Why turkey? Colonist William Bradford wrote how the colonists had hunted wild turkeys during the autumn of 1621. Since the wild turkey is a uniquely American bird, it gained traction as the Thanksgiving meal of choice for Americans. President Lincoln declared Thanksgiving a national holiday in 1863 as a gesture to all Americans to give thanks for what they have. Yet today, cooking the turkey can be the source of anxiety for millions of American home cooks. Here are several good points Chef Miller will discuss on KSQD’s “In The Garden.”
Top Tips for a Perfect Bird:
- Brining, keeps the light meat moist and it’s easy to do in advance.
- Cook the breast and thighs separately, that’s a hack for people who want moist white meat and luscious dark, but don’t want to brine. Also a great way to feed a few people who only like one or the other!
- Go with a bird—but smaller and perfect for fewer people: Cornish Game Hens
Get creative and non-traditional with the side dishes. This year tradition may be even more meaningful to families who aren’t having large, extended gatherings. The silver lining here is that you have the chance to experiment without putting Aunt Lucy’s knickers in a twist!
- Try Roasted pumpkin and goat cheese crostini to start: Sliced baguettes are topped with garlic, olive oil, goat cheese, and a cubed, roasted pumpkin-leek mixture with balsamic glaze.
- Cranberry jalapeno relish is a nod to the traditional with a spicy kick.
- In that same vein, make mascarpone mashed potatoes for an elevated rich starchy delight.
- Add chestnuts to your traditional bread stuffing, and even the purists won’t complain.
- Eight-six the sweet potato casserole and instead serve sweet potato cupcakes with toasted marshmallow frosting for dessert.
What’s in season is a must for Thanksgiving. Beets, carrots, snap beans, eggplant, oranges, pomegranates, persimmons, pumpkins and fall squashes of course. Fresh herbs add a brightness as a garnish to many dishes and can be found at farmers markets as well as your local grocery store.
Pinot Noir pairs perfectly with the many different flavors and spices of the Thanksgiving meal. Pinot Noir expresses the peculiarities of a site (terroir) more than most varieties. The potential for quality and individuality only comes from the place in which the vines are grown.
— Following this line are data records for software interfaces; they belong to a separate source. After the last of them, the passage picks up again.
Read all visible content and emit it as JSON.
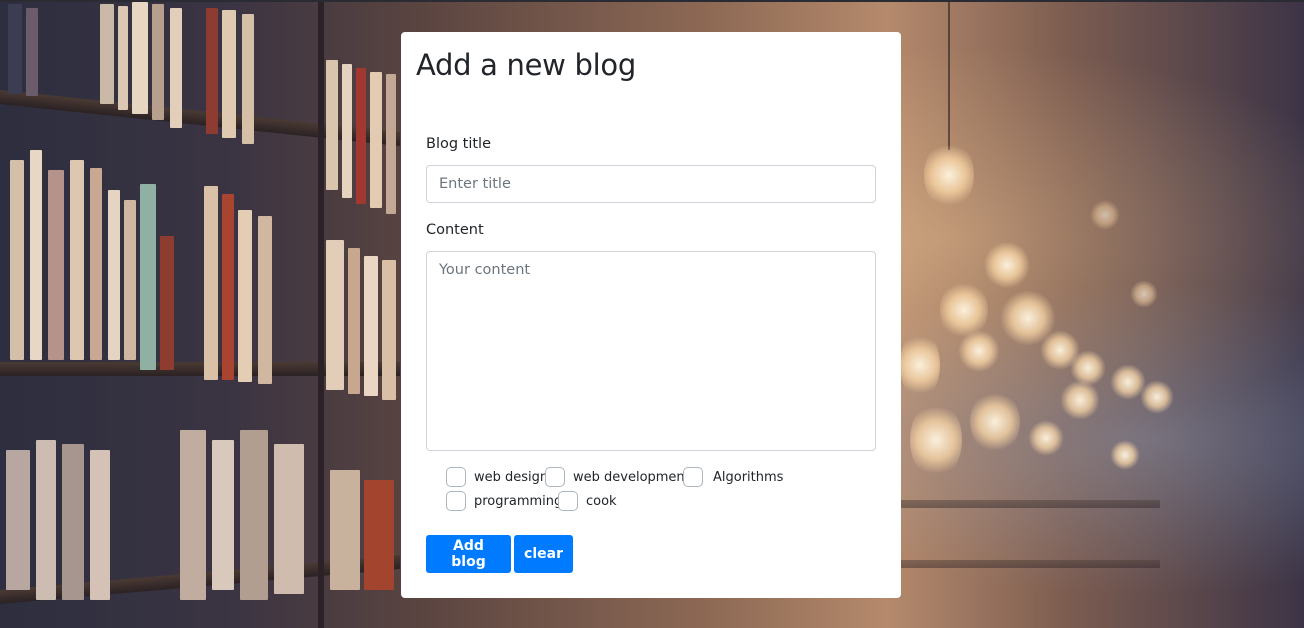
{
  "page": {
    "heading": "Add a new blog"
  },
  "form": {
    "title_label": "Blog title",
    "title_placeholder": "Enter title",
    "title_value": "",
    "content_label": "Content",
    "content_placeholder": "Your content",
    "content_value": ""
  },
  "tags": [
    {
      "label": "web design",
      "checked": false
    },
    {
      "label": "web development",
      "checked": false
    },
    {
      "label": "Algorithms",
      "checked": false
    },
    {
      "label": "programming",
      "checked": false
    },
    {
      "label": "cook",
      "checked": false
    }
  ],
  "buttons": {
    "add_label": "Add blog",
    "clear_label": "clear"
  },
  "colors": {
    "primary": "#007bff",
    "card_background": "#ffffff",
    "text": "#212529",
    "placeholder": "#6c757d",
    "border": "#ced4da"
  }
}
Try a Central Coast producer like (Chef Brandon fills in his favorites). A great choice for a white is a Gruner Veltliner, an Alsatian wine that has a beautiful floral nose. When vinified dry, it’s a great complement to Thanksgiving foods. (It’s also terrific with Asian cuisine). The only non-negotiable? The wine has to be California—after all its Thanksgiving!
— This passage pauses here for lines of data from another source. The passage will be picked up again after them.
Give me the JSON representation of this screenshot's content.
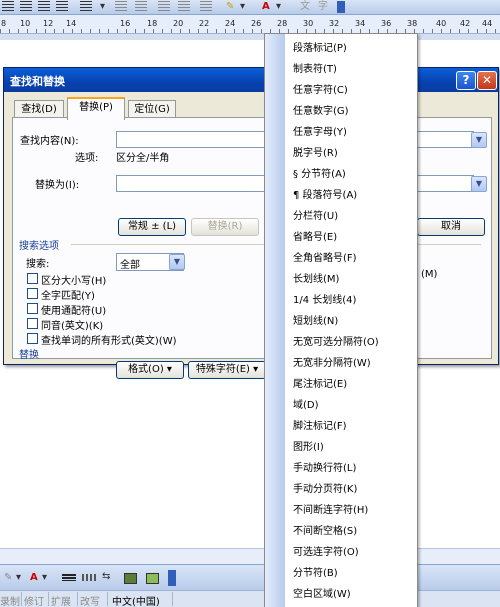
{
  "ruler": {
    "numbers": [
      "8",
      "10",
      "12",
      "14",
      "16",
      "18",
      "20",
      "22",
      "24",
      "26",
      "28",
      "30",
      "32",
      "34",
      "36",
      "38",
      "40",
      "42",
      "44"
    ]
  },
  "dialog": {
    "title": "查找和替换",
    "help": "?",
    "close": "✕",
    "tabs": [
      {
        "label": "查找(D)",
        "active": false
      },
      {
        "label": "替换(P)",
        "active": true
      },
      {
        "label": "定位(G)",
        "active": false
      }
    ],
    "find_label": "查找内容(N):",
    "options_label": "选项:",
    "options_value": "区分全/半角",
    "replace_label": "替换为(I):",
    "btn_normal": "常规 ± (L)",
    "btn_replace": "替换(R)",
    "btn_cancel": "取消",
    "search_options_header": "搜索选项",
    "search_label": "搜索:",
    "search_value": "全部",
    "checkboxes": [
      "区分大小写(H)",
      "全字匹配(Y)",
      "使用通配符(U)",
      "同音(英文)(K)",
      "查找单词的所有形式(英文)(W)"
    ],
    "right_shortcut": "(M)",
    "replace_header": "替换",
    "btn_format": "格式(O) ▾",
    "btn_special": "特殊字符(E) ▾"
  },
  "menu": {
    "items": [
      "段落标记(P)",
      "制表符(T)",
      "任意字符(C)",
      "任意数字(G)",
      "任意字母(Y)",
      "脱字号(R)",
      "§ 分节符(A)",
      "¶ 段落符号(A)",
      "分栏符(U)",
      "省略号(E)",
      "全角省略号(F)",
      "长划线(M)",
      "1/4 长划线(4)",
      "短划线(N)",
      "无宽可选分隔符(O)",
      "无宽非分隔符(W)",
      "尾注标记(E)",
      "域(D)",
      "脚注标记(F)",
      "图形(I)",
      "手动换行符(L)",
      "手动分页符(K)",
      "不间断连字符(H)",
      "不间断空格(S)",
      "可选连字符(O)",
      "分节符(B)",
      "空白区域(W)"
    ]
  },
  "status": {
    "items": [
      "录制",
      "修订",
      "扩展",
      "改写",
      "中文(中国)"
    ]
  }
}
Tune in to “In The Garden” with Joe Truskot, 9 to 9:30 a.m., Saturday, November 21, 2020 for a fun conversation with Chef Brandon Miller.